While the structures of these words echo that of simple words and nicknames, they’re also recognizably not human names, an important differentiator for companies trying to quite literally set their products apart from the crowd. If the bot were named Bob, for instance, it might mistakenly answer you when your Uncle Bob is around.

Kuri Photos

But Johnson thinks there’s a more insidious reason why companies are opting for cute names that remain distinct from human names–and it has to do with the increased anthropomorphism of our gadgets. Many of these bots have stylized facial features: For instance, Toyota’s concept car that debuted at CES 2017 has headlights that look like eyes, and its AI, named Yui, was developed using Disney’s 12 steps of animation in order to appear more lifelike.

But while we might want our bots to have the semblance of a personality (including a sense of humor), we don’t necessarily want them to seem too human. “I think there’s this concept of the uncanny valley in robot design,” Johnson says. “If you give a robot a real human name, like Robert, or Hal, from [the sci-fi movie] 2001, then you’re trying so hard to humanize the robot that it seems creepy. Even while making the robot humanlike, [the name] has to acknowledge that the robot isn’t actually human.”


While some home robots (like the social robot Buddy or LG’s recently announced Alexa-imitator, Hub) have more American-sounding names, the vast majority of these cutesy robot names are also distinctively Japanese. In some cases that makes a lot of sense–Toyota, for one, is a Japanese company. According to a spokesperson for Toyota, Yui’s name is derived from two Japanese symbols: 結, which means “tie together,” and 唯, which means “only one.” It’s meant to evoke a new kind of relationship between humans and cars while also indicating that Yui is completely customizable; Yui’s name is just a factory setting, and customers will be able to name the AI whatever they want.
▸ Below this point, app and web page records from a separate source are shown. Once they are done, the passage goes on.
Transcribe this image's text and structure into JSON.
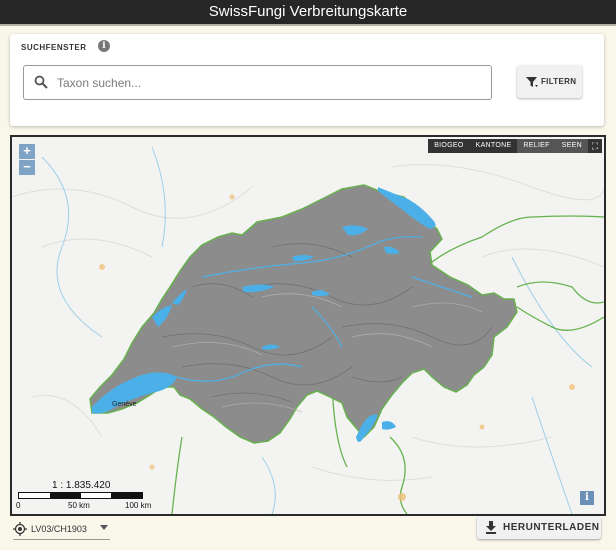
{
  "app": {
    "title": "SwissFungi Verbreitungskarte"
  },
  "search_panel": {
    "title": "SUCHFENSTER",
    "info_glyph": "i",
    "search_placeholder": "Taxon suchen...",
    "filter_label": "FILTERN"
  },
  "map": {
    "zoom_in": "+",
    "zoom_out": "−",
    "layers": [
      {
        "label": "BIOGEO",
        "active": false
      },
      {
        "label": "KANTONE",
        "active": false
      },
      {
        "label": "RELIEF",
        "active": true
      },
      {
        "label": "SEEN",
        "active": true
      }
    ],
    "fullscreen_glyph": "⛶",
    "place_label": "Genève",
    "scale": {
      "ratio": "1 : 1.835.420",
      "ticks": [
        "0",
        "50 km",
        "100 km"
      ]
    },
    "info_glyph": "i"
  },
  "footer": {
    "crs_value": "LV03/CH1903",
    "download_label": "HERUNTERLADEN"
  },
  "colors": {
    "lake": "#4cb0e8",
    "border": "#67b24e",
    "relief": "#8a8a8a",
    "header_bg": "#262626",
    "page_bg": "#f9f6ea"
  }
}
For American startups with Japanese-sounding robot names, the tie to Japan is a little more nebulous. Mayfield Robots, which makes Kuri, is based in Redwood City, California. But according to Chris Matthews, Mayfield’s vice president of marketing, one of the considerations for the robot’s name was the fact that Kuri means “chestnut” in Japanese–for no other reason than that they thought it was “pretty cute.” Jibo, a home robot that was first announced via Indiegogo several years ago, is based in Boston. According to Cynthia Breazeal, chief scientist and cofounder of Jibo, Inc., the company chose the name because of its meaning (literally, “compassionate mother”) and connotations (compassionate, friendly, family-oriented) in Japanese as well as its “definition” in the Urban Dictionary (“totally freakin’ cool”).

“Some robots are actually created in Japan, but we also more generally associate Japan with advanced technology, so it wouldn’t surprise me that people would be going for a somewhat Japanese flavor,” Johnson says. “The language has properties that fit in with the other design requirements of the robot name and lend themselves well to being borrowed. Japanese words are phonetically fairly simple.”

Ultimately, both the emotional associations and linguistic features of these robot names are important in convincing people to voluntarily bring automated humanoids into their homes. It also serves to hide some of the darker potential consequences of AI and the limits of today’s technology. Your robot might have a cute name that makes you feel a bit warm and fuzzy toward it, but the same robot might lack the ability to recognize or react to human emotions–for example, when users are distressed. A cute name seems like another user-friendly tactic meant to convince us to lower our guard.

After all, in 2001: A Space Odyssey Hal is both remarkably polite and evil. It’s now 2017. Robots have never been closer to true artificial intelligence, but we don’t fully understand the implications of the AI we’re inviting inside. Will we end up with Hal, or Wall-E? Should we treat robots like pets–or like the smart but flawed technology they are?

About the author

Katharine Schwab is an associate editor at Co.Design based in New York who covers technology, design, and culture.